Film

It’s Goodbye to Rockstar Dreams in the Love Hunter

by

In what might be a chance encounter shot by a documentary film crew, Milan Mumin, the real-life former lead singer for Love Hunter, an influential Serbian band, encounters an excited fan in the U.S. who says it’s like meeting a good friend from high school.

Now 40, Mumin drives a cab in New York as he writes songs and saves money — either to record an album or to buy a ring for his girlfriend. Love Hunter the film is not a documentary, though, despite glancing, kinetic handheld camerawork. Blending fact and fiction, the story involves Mumin’s Serbian girlfriend visiting him during the week in which he’s rehearsing with a band for recording sessions.

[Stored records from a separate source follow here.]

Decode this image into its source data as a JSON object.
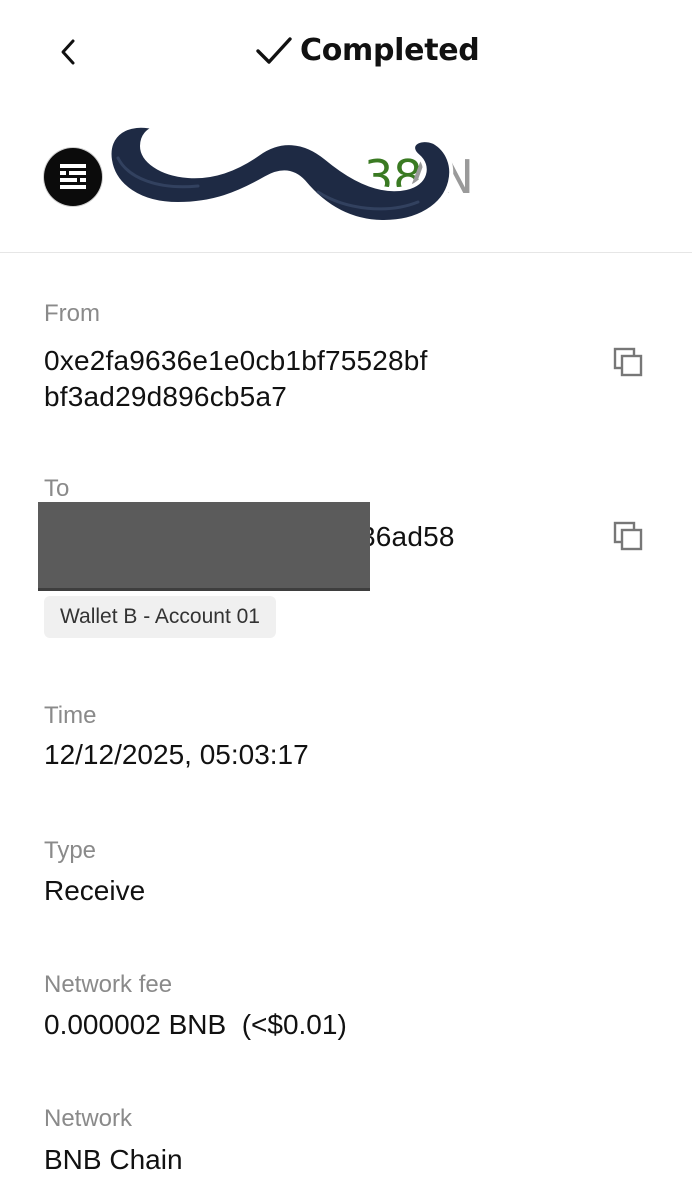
{
  "header": {
    "back_icon": "chevron-left-icon",
    "status_icon": "checkmark-icon",
    "status_text": "Completed"
  },
  "amount": {
    "visible_value": "38",
    "unit": "AN",
    "value_color": "#3a7a22",
    "unit_color": "#9a9a9a",
    "token_icon": "token-logo-icon",
    "overlay": "mustache-sticker"
  },
  "fields": {
    "from": {
      "label": "From",
      "line1": "0xe2fa9636e1e0cb1bf75528bf",
      "line2": "bf3ad29d896cb5a7",
      "copy_icon": "copy-icon"
    },
    "to": {
      "label": "To",
      "visible_suffix": "36ad58",
      "wallet_tag": "Wallet B - Account 01",
      "copy_icon": "copy-icon"
    },
    "time": {
      "label": "Time",
      "value": "12/12/2025, 05:03:17"
    },
    "type": {
      "label": "Type",
      "value": "Receive"
    },
    "network_fee": {
      "label": "Network fee",
      "value": "0.000002 BNB  (<$0.01)"
    },
    "network": {
      "label": "Network",
      "value": "BNB Chain"
    }
  }
}
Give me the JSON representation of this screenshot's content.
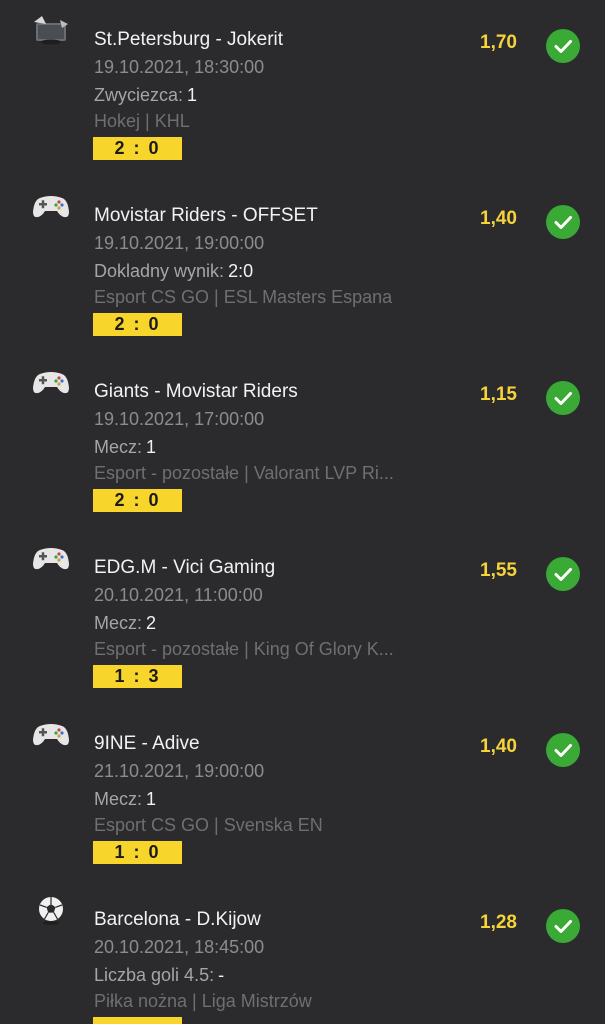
{
  "bets": [
    {
      "icon": "hockey-icon",
      "title": "St.Petersburg - Jokerit",
      "date": "19.10.2021, 18:30:00",
      "market_label": "Zwyciezca:",
      "market_pick": "1",
      "league": "Hokej | KHL",
      "score": "2 : 0",
      "odds": "1,70",
      "status": "won"
    },
    {
      "icon": "gamepad-icon",
      "title": "Movistar Riders - OFFSET",
      "date": "19.10.2021, 19:00:00",
      "market_label": "Dokladny wynik:",
      "market_pick": "2:0",
      "league": "Esport CS GO | ESL Masters Espana",
      "score": "2 : 0",
      "odds": "1,40",
      "status": "won"
    },
    {
      "icon": "gamepad-icon",
      "title": "Giants - Movistar Riders",
      "date": "19.10.2021, 17:00:00",
      "market_label": "Mecz:",
      "market_pick": "1",
      "league": "Esport - pozostałe | Valorant LVP Ri...",
      "score": "2 : 0",
      "odds": "1,15",
      "status": "won"
    },
    {
      "icon": "gamepad-icon",
      "title": "EDG.M - Vici Gaming",
      "date": "20.10.2021, 11:00:00",
      "market_label": "Mecz:",
      "market_pick": "2",
      "league": "Esport - pozostałe | King Of Glory K...",
      "score": "1 : 3",
      "odds": "1,55",
      "status": "won"
    },
    {
      "icon": "gamepad-icon",
      "title": "9INE - Adive",
      "date": "21.10.2021, 19:00:00",
      "market_label": "Mecz:",
      "market_pick": "1",
      "league": "Esport CS GO | Svenska EN",
      "score": "1 : 0",
      "odds": "1,40",
      "status": "won"
    },
    {
      "icon": "football-icon",
      "title": "Barcelona - D.Kijow",
      "date": "20.10.2021, 18:45:00",
      "market_label": "Liczba goli 4.5:",
      "market_pick": "-",
      "league": "Piłka nożna | Liga Mistrzów",
      "score": "",
      "odds": "1,28",
      "status": "won"
    }
  ],
  "colors": {
    "background": "#2b2b2d",
    "odds": "#f5d33a",
    "score_badge": "#f7d52b",
    "won_check": "#3aa935"
  }
}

The film contrasts the high drama of Milan’s music, characterized by emotional power chords and wrenching vocals, with the banality of his New York subsistence lifestyle. The charismatic Mumin writes lyrics in his head as he drives, the film dropping ambient sounds in favor of his hushed voiceover, singing a cappella as New York spills past the windows.

He gets into conversations with his passengers about relationships as his own relationship begins to deteriorate; in one beatific sequence, as he plays a CD of one of his older songs for a passenger, the film cuts to actual old concert footage of young Mumin with his band, performing for a huge Serbian audience, furiously pumping his arms, sweating shirtless under the lights. And occasionally, when the film reaches emotional peaks, Milan bursts into full song, revealing his fully orchestrated interiority.

So Love Hunter probably counts as a musical, the film’s a sad, gentle valediction for a young artist’s dream.